YOUR INSTRUCTIONS » Hunt for the word "title" across the entries below, copying each line that holds it.

Data about app and page elements »
▼

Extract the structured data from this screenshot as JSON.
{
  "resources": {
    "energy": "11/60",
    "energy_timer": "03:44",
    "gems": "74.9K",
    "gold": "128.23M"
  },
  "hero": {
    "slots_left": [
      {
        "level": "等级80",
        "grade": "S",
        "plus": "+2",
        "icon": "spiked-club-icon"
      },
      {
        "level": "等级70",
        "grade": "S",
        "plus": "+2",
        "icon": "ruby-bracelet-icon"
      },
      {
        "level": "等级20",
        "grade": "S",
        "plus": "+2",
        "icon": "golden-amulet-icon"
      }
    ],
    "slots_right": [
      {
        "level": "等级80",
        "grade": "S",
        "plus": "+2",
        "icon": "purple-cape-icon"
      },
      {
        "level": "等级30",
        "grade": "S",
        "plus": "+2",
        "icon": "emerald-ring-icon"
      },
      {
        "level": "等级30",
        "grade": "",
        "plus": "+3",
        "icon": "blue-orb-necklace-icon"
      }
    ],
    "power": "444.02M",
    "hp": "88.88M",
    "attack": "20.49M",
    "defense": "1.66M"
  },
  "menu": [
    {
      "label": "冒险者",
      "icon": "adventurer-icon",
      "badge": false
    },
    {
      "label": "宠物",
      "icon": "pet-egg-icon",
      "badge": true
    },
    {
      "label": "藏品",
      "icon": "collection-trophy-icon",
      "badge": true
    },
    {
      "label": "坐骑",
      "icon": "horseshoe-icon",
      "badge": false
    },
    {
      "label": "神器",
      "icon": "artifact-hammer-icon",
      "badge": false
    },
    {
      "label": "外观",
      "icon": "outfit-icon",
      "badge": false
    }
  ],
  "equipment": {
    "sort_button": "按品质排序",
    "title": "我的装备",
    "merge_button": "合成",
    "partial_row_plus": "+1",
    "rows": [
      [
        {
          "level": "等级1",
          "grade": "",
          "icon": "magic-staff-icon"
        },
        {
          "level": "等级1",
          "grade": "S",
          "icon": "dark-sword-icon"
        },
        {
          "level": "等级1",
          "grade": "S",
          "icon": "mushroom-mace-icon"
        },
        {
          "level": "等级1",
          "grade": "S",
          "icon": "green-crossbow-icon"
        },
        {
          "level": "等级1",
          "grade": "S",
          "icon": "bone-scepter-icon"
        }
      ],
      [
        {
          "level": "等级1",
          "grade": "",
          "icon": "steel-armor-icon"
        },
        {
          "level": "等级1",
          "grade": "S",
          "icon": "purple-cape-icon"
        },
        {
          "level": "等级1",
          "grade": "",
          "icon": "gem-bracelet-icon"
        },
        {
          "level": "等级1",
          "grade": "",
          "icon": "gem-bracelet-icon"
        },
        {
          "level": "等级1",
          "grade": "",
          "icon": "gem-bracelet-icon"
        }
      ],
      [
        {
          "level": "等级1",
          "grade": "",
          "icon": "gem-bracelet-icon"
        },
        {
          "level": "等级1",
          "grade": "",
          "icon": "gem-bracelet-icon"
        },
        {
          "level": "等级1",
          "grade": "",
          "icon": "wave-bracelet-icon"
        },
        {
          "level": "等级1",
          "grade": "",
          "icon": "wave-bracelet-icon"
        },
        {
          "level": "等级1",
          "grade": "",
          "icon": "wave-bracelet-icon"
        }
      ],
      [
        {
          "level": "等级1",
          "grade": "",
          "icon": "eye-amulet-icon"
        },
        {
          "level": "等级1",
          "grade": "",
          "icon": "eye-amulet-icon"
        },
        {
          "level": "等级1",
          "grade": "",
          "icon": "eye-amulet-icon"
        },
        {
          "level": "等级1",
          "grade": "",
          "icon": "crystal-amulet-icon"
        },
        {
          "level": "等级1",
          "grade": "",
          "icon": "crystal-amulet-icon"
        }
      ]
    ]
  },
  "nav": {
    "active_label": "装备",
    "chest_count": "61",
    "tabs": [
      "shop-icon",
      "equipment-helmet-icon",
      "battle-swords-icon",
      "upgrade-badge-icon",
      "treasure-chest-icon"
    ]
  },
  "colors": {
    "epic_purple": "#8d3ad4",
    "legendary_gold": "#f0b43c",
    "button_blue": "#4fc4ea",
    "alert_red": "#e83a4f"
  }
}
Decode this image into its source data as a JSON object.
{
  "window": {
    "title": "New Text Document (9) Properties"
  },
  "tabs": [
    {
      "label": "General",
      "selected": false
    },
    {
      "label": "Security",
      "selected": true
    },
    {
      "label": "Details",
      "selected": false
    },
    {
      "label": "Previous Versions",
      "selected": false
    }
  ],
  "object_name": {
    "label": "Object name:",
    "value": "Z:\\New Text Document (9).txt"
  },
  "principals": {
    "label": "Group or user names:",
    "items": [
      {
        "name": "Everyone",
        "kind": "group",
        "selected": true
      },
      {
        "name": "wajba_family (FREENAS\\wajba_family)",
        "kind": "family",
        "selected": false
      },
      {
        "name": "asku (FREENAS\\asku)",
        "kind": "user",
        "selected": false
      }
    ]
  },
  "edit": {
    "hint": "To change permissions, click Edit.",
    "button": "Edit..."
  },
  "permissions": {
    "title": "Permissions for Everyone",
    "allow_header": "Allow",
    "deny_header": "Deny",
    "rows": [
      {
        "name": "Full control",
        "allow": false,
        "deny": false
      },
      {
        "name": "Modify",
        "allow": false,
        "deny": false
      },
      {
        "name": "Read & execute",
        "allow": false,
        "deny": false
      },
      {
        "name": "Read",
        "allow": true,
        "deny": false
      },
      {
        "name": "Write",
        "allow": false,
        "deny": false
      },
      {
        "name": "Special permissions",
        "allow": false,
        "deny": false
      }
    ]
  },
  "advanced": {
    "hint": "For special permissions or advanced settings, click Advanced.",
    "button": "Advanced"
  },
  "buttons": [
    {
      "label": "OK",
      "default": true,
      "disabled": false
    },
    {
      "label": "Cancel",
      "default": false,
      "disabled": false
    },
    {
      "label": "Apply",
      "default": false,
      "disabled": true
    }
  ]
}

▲

OUTPUT BELOW »
    "title": "我的装备",
    "title": "New Text Document (9) Properties"
    "title": "Permissions for Everyone",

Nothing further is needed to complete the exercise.